▶ [WHAT YOU SHOULD DO]: A word-for-word copy of all entries is required, without images.

▶ [Source data]:
::::::::
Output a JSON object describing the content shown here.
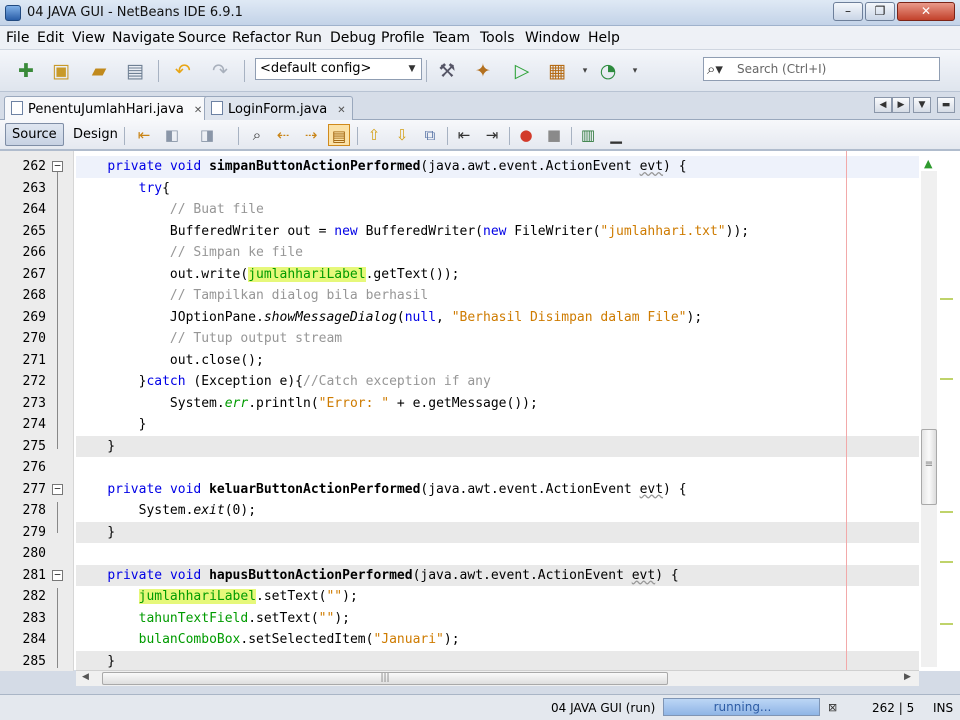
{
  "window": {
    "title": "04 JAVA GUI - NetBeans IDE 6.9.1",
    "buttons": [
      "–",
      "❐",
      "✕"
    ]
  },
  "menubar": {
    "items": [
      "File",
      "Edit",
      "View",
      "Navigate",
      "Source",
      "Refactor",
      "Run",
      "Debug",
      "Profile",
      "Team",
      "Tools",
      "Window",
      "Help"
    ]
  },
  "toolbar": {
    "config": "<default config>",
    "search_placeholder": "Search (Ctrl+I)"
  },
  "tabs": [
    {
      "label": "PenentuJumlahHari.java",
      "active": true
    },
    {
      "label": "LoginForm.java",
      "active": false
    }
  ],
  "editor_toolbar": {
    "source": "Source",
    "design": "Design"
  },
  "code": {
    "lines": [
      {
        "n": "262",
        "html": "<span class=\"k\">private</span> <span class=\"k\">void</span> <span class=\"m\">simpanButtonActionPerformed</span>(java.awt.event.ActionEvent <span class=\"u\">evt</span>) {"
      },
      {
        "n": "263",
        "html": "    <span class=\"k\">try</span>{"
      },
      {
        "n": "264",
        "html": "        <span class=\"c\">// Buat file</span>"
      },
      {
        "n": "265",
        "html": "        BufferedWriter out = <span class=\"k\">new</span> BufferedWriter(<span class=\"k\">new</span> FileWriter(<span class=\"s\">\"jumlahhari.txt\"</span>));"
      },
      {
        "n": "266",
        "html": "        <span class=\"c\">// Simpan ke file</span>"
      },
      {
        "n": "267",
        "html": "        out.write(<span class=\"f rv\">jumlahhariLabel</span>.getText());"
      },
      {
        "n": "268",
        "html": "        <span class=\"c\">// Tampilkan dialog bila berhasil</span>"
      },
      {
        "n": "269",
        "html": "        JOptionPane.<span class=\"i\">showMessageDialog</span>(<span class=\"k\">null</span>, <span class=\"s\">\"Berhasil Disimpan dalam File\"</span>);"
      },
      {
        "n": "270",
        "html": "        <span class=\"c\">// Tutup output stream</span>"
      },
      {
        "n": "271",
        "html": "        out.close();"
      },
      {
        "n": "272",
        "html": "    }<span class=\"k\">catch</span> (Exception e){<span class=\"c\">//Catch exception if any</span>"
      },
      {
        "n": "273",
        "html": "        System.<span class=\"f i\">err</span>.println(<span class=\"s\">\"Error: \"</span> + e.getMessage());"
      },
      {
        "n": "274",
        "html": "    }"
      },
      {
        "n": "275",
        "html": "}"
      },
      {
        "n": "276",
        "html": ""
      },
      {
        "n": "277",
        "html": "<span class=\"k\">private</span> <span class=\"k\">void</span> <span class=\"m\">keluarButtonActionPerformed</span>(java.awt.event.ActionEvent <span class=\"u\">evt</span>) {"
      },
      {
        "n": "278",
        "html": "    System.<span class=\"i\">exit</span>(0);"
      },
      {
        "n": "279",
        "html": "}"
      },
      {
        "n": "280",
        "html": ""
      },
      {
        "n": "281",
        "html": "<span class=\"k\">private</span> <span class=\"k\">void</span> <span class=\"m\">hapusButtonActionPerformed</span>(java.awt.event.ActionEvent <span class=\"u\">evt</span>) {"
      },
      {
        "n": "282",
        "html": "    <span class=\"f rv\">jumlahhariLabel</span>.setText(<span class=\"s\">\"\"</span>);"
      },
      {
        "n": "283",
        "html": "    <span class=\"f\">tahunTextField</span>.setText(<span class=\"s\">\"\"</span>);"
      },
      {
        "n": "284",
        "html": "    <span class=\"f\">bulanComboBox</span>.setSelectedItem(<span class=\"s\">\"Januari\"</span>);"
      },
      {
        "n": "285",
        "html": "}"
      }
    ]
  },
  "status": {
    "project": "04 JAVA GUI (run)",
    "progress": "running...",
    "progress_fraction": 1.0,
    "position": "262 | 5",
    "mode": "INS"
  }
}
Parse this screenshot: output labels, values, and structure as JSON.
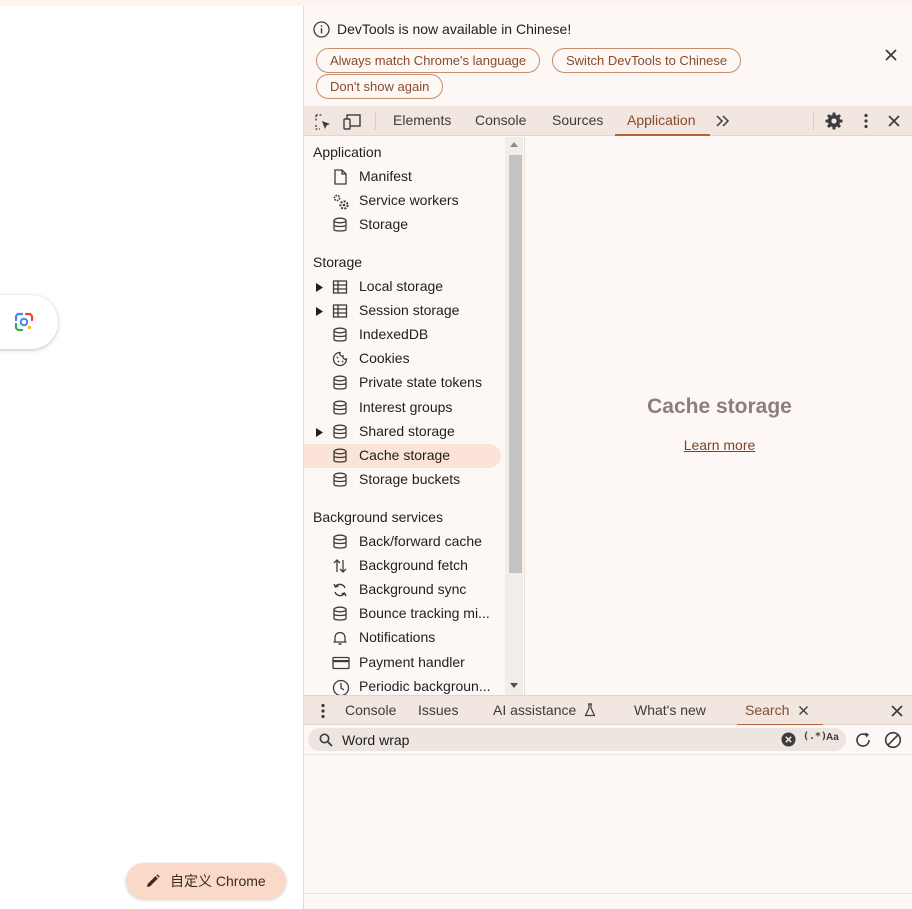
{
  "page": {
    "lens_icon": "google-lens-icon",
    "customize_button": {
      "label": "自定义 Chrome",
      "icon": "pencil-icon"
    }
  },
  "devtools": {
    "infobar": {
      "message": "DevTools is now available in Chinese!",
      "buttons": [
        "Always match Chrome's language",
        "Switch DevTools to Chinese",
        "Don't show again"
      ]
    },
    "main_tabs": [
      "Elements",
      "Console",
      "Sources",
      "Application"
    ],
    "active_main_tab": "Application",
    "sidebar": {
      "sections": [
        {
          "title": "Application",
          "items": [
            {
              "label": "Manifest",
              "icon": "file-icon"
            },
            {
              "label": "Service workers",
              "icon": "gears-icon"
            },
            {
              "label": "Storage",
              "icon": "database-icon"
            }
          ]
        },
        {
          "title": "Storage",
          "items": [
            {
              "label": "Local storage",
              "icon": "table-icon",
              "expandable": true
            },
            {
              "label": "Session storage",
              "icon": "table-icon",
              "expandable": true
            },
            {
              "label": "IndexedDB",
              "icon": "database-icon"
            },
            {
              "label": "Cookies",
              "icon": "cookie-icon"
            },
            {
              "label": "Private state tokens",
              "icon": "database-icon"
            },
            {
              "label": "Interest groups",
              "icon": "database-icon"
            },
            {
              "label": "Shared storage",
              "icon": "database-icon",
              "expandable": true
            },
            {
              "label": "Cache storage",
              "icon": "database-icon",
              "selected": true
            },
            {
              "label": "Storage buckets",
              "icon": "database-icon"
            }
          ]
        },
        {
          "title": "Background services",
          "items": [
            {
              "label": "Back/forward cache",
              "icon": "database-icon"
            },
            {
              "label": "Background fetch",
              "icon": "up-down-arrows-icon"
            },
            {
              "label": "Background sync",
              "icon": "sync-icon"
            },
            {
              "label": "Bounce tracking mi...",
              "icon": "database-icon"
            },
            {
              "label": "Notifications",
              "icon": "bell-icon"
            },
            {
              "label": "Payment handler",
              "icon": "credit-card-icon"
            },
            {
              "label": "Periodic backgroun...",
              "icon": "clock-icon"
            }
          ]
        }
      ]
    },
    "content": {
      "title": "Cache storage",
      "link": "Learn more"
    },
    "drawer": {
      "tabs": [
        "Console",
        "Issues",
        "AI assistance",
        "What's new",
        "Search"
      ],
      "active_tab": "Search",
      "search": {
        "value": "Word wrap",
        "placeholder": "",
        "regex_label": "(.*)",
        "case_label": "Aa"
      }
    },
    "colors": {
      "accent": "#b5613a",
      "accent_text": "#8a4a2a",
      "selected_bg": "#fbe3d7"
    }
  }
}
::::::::
▶ [TASK SOLUTION]:
Output a JSON object describing the content shown here.
{
  "window": {
    "title": "04 JAVA GUI - NetBeans IDE 6.9.1",
    "buttons": [
      "–",
      "❐",
      "✕"
    ]
  },
  "menubar": {
    "items": [
      "File",
      "Edit",
      "View",
      "Navigate",
      "Source",
      "Refactor",
      "Run",
      "Debug",
      "Profile",
      "Team",
      "Tools",
      "Window",
      "Help"
    ]
  },
  "toolbar": {
    "config": "<default config>",
    "search_placeholder": "Search (Ctrl+I)"
  },
  "tabs": [
    {
      "label": "PenentuJumlahHari.java",
      "active": true
    },
    {
      "label": "LoginForm.java",
      "active": false
    }
  ],
  "editor_toolbar": {
    "source": "Source",
    "design": "Design"
  },
  "code": {
    "lines": [
      {
        "n": "262",
        "html": "<span class=\"k\">private</span> <span class=\"k\">void</span> <span class=\"m\">simpanButtonActionPerformed</span>(java.awt.event.ActionEvent <span class=\"u\">evt</span>) {"
      },
      {
        "n": "263",
        "html": "    <span class=\"k\">try</span>{"
      },
      {
        "n": "264",
        "html": "        <span class=\"c\">// Buat file</span>"
      },
      {
        "n": "265",
        "html": "        BufferedWriter out = <span class=\"k\">new</span> BufferedWriter(<span class=\"k\">new</span> FileWriter(<span class=\"s\">\"jumlahhari.txt\"</span>));"
      },
      {
        "n": "266",
        "html": "        <span class=\"c\">// Simpan ke file</span>"
      },
      {
        "n": "267",
        "html": "        out.write(<span class=\"f rv\">jumlahhariLabel</span>.getText());"
      },
      {
        "n": "268",
        "html": "        <span class=\"c\">// Tampilkan dialog bila berhasil</span>"
      },
      {
        "n": "269",
        "html": "        JOptionPane.<span class=\"i\">showMessageDialog</span>(<span class=\"k\">null</span>, <span class=\"s\">\"Berhasil Disimpan dalam File\"</span>);"
      },
      {
        "n": "270",
        "html": "        <span class=\"c\">// Tutup output stream</span>"
      },
      {
        "n": "271",
        "html": "        out.close();"
      },
      {
        "n": "272",
        "html": "    }<span class=\"k\">catch</span> (Exception e){<span class=\"c\">//Catch exception if any</span>"
      },
      {
        "n": "273",
        "html": "        System.<span class=\"f i\">err</span>.println(<span class=\"s\">\"Error: \"</span> + e.getMessage());"
      },
      {
        "n": "274",
        "html": "    }"
      },
      {
        "n": "275",
        "html": "}"
      },
      {
        "n": "276",
        "html": ""
      },
      {
        "n": "277",
        "html": "<span class=\"k\">private</span> <span class=\"k\">void</span> <span class=\"m\">keluarButtonActionPerformed</span>(java.awt.event.ActionEvent <span class=\"u\">evt</span>) {"
      },
      {
        "n": "278",
        "html": "    System.<span class=\"i\">exit</span>(0);"
      },
      {
        "n": "279",
        "html": "}"
      },
      {
        "n": "280",
        "html": ""
      },
      {
        "n": "281",
        "html": "<span class=\"k\">private</span> <span class=\"k\">void</span> <span class=\"m\">hapusButtonActionPerformed</span>(java.awt.event.ActionEvent <span class=\"u\">evt</span>) {"
      },
      {
        "n": "282",
        "html": "    <span class=\"f rv\">jumlahhariLabel</span>.setText(<span class=\"s\">\"\"</span>);"
      },
      {
        "n": "283",
        "html": "    <span class=\"f\">tahunTextField</span>.setText(<span class=\"s\">\"\"</span>);"
      },
      {
        "n": "284",
        "html": "    <span class=\"f\">bulanComboBox</span>.setSelectedItem(<span class=\"s\">\"Januari\"</span>);"
      },
      {
        "n": "285",
        "html": "}"
      }
    ]
  },
  "status": {
    "project": "04 JAVA GUI (run)",
    "progress": "running...",
    "progress_fraction": 1.0,
    "position": "262 | 5",
    "mode": "INS"
  }
}
Parse this screenshot: output labels, values, and structure as JSON.
{
  "page": {
    "lens_icon": "google-lens-icon",
    "customize_button": {
      "label": "自定义 Chrome",
      "icon": "pencil-icon"
    }
  },
  "devtools": {
    "infobar": {
      "message": "DevTools is now available in Chinese!",
      "buttons": [
        "Always match Chrome's language",
        "Switch DevTools to Chinese",
        "Don't show again"
      ]
    },
    "main_tabs": [
      "Elements",
      "Console",
      "Sources",
      "Application"
    ],
    "active_main_tab": "Application",
    "sidebar": {
      "sections": [
        {
          "title": "Application",
          "items": [
            {
              "label": "Manifest",
              "icon": "file-icon"
            },
            {
              "label": "Service workers",
              "icon": "gears-icon"
            },
            {
              "label": "Storage",
              "icon": "database-icon"
            }
          ]
        },
        {
          "title": "Storage",
          "items": [
            {
              "label": "Local storage",
              "icon": "table-icon",
              "expandable": true
            },
            {
              "label": "Session storage",
              "icon": "table-icon",
              "expandable": true
            },
            {
              "label": "IndexedDB",
              "icon": "database-icon"
            },
            {
              "label": "Cookies",
              "icon": "cookie-icon"
            },
            {
              "label": "Private state tokens",
              "icon": "database-icon"
            },
            {
              "label": "Interest groups",
              "icon": "database-icon"
            },
            {
              "label": "Shared storage",
              "icon": "database-icon",
              "expandable": true
            },
            {
              "label": "Cache storage",
              "icon": "database-icon",
              "selected": true
            },
            {
              "label": "Storage buckets",
              "icon": "database-icon"
            }
          ]
        },
        {
          "title": "Background services",
          "items": [
            {
              "label": "Back/forward cache",
              "icon": "database-icon"
            },
            {
              "label": "Background fetch",
              "icon": "up-down-arrows-icon"
            },
            {
              "label": "Background sync",
              "icon": "sync-icon"
            },
            {
              "label": "Bounce tracking mi...",
              "icon": "database-icon"
            },
            {
              "label": "Notifications",
              "icon": "bell-icon"
            },
            {
              "label": "Payment handler",
              "icon": "credit-card-icon"
            },
            {
              "label": "Periodic backgroun...",
              "icon": "clock-icon"
            }
          ]
        }
      ]
    },
    "content": {
      "title": "Cache storage",
      "link": "Learn more"
    },
    "drawer": {
      "tabs": [
        "Console",
        "Issues",
        "AI assistance",
        "What's new",
        "Search"
      ],
      "active_tab": "Search",
      "search": {
        "value": "Word wrap",
        "placeholder": "",
        "regex_label": "(.*)",
        "case_label": "Aa"
      }
    },
    "colors": {
      "accent": "#b5613a",
      "accent_text": "#8a4a2a",
      "selected_bg": "#fbe3d7"
    }
  }
}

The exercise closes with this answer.